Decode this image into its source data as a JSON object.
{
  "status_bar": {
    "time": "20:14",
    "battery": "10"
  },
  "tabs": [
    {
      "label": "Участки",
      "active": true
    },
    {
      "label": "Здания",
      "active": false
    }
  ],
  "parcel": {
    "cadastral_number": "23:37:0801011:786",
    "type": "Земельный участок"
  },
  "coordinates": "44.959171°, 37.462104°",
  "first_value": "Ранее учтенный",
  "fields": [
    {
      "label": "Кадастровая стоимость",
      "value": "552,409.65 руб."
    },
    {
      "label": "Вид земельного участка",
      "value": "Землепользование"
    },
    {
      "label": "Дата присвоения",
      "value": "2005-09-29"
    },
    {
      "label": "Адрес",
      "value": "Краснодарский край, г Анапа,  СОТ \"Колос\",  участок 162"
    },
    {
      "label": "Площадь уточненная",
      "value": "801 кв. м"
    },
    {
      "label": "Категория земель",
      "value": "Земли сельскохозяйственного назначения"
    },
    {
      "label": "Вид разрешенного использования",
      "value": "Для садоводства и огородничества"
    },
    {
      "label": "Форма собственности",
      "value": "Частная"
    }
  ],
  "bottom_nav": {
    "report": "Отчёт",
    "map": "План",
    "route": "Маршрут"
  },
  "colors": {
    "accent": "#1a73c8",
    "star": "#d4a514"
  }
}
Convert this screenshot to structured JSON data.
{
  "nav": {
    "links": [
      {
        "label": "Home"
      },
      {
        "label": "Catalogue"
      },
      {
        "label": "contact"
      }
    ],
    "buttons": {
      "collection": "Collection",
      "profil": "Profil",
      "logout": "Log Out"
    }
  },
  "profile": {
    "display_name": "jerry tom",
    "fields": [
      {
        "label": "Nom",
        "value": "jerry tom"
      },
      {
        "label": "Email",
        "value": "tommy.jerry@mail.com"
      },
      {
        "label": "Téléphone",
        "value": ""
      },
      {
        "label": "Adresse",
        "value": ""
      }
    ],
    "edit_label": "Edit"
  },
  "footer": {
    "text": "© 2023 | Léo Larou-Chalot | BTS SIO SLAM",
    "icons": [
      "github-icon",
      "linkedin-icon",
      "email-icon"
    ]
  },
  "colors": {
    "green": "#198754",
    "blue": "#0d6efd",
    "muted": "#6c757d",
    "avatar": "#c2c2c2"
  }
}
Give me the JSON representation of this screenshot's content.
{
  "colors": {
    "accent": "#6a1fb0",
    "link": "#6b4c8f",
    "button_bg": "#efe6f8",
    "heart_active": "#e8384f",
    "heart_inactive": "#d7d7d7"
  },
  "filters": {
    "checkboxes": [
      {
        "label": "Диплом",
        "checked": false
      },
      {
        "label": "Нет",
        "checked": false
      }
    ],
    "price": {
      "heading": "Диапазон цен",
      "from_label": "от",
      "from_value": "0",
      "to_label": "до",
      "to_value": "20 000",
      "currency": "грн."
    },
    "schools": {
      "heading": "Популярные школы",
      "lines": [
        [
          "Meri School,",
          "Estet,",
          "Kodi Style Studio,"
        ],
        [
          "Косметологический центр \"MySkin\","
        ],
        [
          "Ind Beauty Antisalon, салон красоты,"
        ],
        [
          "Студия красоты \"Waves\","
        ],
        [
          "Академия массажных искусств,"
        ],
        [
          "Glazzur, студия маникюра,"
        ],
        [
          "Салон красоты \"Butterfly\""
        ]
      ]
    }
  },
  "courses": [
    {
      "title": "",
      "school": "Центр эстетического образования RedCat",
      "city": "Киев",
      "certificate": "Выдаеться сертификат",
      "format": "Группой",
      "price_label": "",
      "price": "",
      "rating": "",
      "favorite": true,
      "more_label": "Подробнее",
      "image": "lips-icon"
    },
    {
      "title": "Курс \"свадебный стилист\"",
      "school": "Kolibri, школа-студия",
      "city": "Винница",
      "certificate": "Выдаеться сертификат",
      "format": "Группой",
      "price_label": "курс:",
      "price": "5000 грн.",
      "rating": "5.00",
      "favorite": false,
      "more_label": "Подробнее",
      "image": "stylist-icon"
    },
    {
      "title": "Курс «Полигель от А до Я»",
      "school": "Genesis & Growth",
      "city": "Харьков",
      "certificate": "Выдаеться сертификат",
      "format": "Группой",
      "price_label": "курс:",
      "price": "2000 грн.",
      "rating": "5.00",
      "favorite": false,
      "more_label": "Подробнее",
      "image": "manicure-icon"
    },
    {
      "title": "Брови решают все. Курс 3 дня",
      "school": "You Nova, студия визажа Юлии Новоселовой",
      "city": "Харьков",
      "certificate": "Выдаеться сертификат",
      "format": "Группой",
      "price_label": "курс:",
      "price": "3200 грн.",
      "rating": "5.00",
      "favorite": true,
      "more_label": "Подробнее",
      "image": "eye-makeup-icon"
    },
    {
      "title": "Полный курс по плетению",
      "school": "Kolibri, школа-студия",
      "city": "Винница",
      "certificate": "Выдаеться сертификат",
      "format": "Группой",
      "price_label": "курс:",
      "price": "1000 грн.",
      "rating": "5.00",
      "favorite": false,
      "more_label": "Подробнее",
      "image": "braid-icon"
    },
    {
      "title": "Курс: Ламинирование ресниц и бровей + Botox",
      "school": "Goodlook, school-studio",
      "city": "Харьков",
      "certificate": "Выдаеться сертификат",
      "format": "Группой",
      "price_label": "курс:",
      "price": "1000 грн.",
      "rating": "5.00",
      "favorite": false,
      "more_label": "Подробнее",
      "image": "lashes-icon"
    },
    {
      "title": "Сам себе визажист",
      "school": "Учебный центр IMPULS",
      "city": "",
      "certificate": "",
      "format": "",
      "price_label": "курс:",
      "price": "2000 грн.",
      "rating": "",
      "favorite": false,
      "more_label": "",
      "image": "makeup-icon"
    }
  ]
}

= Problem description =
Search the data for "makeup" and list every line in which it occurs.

= Solution =
      "image": "eye-makeup-icon"
      "image": "makeup-icon"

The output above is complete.